FB

Hosting a dinner party or an afternoon tea with friends can be a great way to experience culture, catch up on each other’s lives, and host a party. Tea is a wonderful way to spend an afternoon, whether it’s with friends or by yourself. You could opt for a traditional Japanese tea experience or even British High Tea, or simply offer a variety of tea and treats for all your guests. Tea time is fun and you can even get fancy with this high end party option.

Use the Tools You Have

You don’t have to own a fancy China set if you don’t want to. In fact, you can have a tea party even if all you have is a way to boil water and different coffee cups for your guests. Additionally, using a variety of nice plates to serve treats on can simplify your party as well. Most tea parties offer food that is in the theme of the tea you are eating. British High Tea might include a spread of scones and bread with jam while a Japanese tea might include dumplings or a sweet mochi.

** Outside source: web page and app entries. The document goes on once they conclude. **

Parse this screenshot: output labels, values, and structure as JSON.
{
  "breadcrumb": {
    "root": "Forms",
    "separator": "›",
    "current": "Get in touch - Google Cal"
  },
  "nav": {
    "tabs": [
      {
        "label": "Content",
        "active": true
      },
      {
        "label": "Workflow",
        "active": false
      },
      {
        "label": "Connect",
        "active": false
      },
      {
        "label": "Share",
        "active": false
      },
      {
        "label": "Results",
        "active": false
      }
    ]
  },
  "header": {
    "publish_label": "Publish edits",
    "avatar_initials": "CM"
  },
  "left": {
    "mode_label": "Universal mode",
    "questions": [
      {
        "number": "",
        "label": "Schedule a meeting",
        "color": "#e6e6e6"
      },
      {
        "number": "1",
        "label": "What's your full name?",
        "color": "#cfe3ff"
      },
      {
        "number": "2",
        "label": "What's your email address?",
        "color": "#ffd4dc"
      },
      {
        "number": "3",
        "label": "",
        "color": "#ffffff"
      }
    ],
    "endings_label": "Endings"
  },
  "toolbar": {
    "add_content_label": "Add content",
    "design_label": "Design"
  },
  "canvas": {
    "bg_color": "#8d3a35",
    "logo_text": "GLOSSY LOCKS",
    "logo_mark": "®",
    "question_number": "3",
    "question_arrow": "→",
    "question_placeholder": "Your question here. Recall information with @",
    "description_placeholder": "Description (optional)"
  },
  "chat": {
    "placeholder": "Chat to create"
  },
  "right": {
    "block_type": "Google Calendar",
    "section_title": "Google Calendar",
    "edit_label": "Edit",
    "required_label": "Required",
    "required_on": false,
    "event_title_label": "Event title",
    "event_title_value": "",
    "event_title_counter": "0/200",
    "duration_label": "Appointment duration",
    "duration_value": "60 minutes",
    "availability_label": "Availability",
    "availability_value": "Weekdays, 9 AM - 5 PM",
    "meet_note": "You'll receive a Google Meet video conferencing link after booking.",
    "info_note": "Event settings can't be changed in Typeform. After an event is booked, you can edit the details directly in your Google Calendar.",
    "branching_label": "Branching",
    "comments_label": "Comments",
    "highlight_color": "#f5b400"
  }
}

Choose Your Theme

Choosing a tea party theme is one of the exciting parts of hosting this type of event. Everything you decide on will come from your choice of theme. Let’s say that you are planning a British tea. Maybe you tell everyone to wear fancy hats as the Brits do for special occasions. Or perhaps you simply ask everyone to come as they are, but serve up foods and decorate your home to go along with the theme. Once you’ve chosen a theme, the rest of the planning can more easily fall into place.

Plan the Date

Set the date and send out an informal save the date for your guests. You may do this through text, email, or on social media to ensure that everyone knows when the party starts. Plan to send out formal invitations a few weeks in advance and make it easy for everyone to RSVP. Make sure the invite is clear as to whether this is an exclusive event only for the one you invited, or if they can bring along a friend.

Choose Your Tea Carefully

Your theme might help you decide on tea options, but a British tea could include any number of options like Earl Grey. You might go with a tea from India like Assam or Darjeeling, of a China tea like Yunnan. If you opt for a Japanese-themed tea party, you might choose something like a Shincha, which is the earliest picked tea leaves of the season, or a Hojicha which was roasted over hot coals. Each of these has a unique flavour profile. You can also offer a variety of herbal tea options for the people who don’t prefer green or black teas. Chamomile is a popular choice along with peppermint.

Use a Tea Warmer

If you are serving multiple teas, a tea warmer is an essential piece of equipment. Tea warmers are inexpensive and easy to use and can be found in any kitchen store or department store. Tea warmers take up little space on the table and allow guests to help themselves when they want more tea or hot water for their drink. They also provide a place for your teapot and cups where there might not be any room otherwise.

Offer Treats

The type of treat you serve will depend on the theme of your tea party. Scones are key for a traditional British tea. You’ll also want jam, butter and clotted cream to go with them. Japanese teas can include anything from sweet mochi, a sweet dumpling called Dango, or Dorayaki. This traditional Japanese confection includes a sweet red bean paste and sometimes even walnuts and whipped cream. These treats should be made in advance to ensure that your tea time is spent enjoying the company of friends.

Presentation is Everything

Presentation matters. You’ll want to present your food and tea in a way that makes it look as delicious as possible, so you can get the most enjoyment out of your experience and your guests will feel welcome and excited about the party. Choose a cloth cover for your table, then create a dynamic display with different heights of plates using cake stands. You can even add small vases with seasonal flowers and greenery.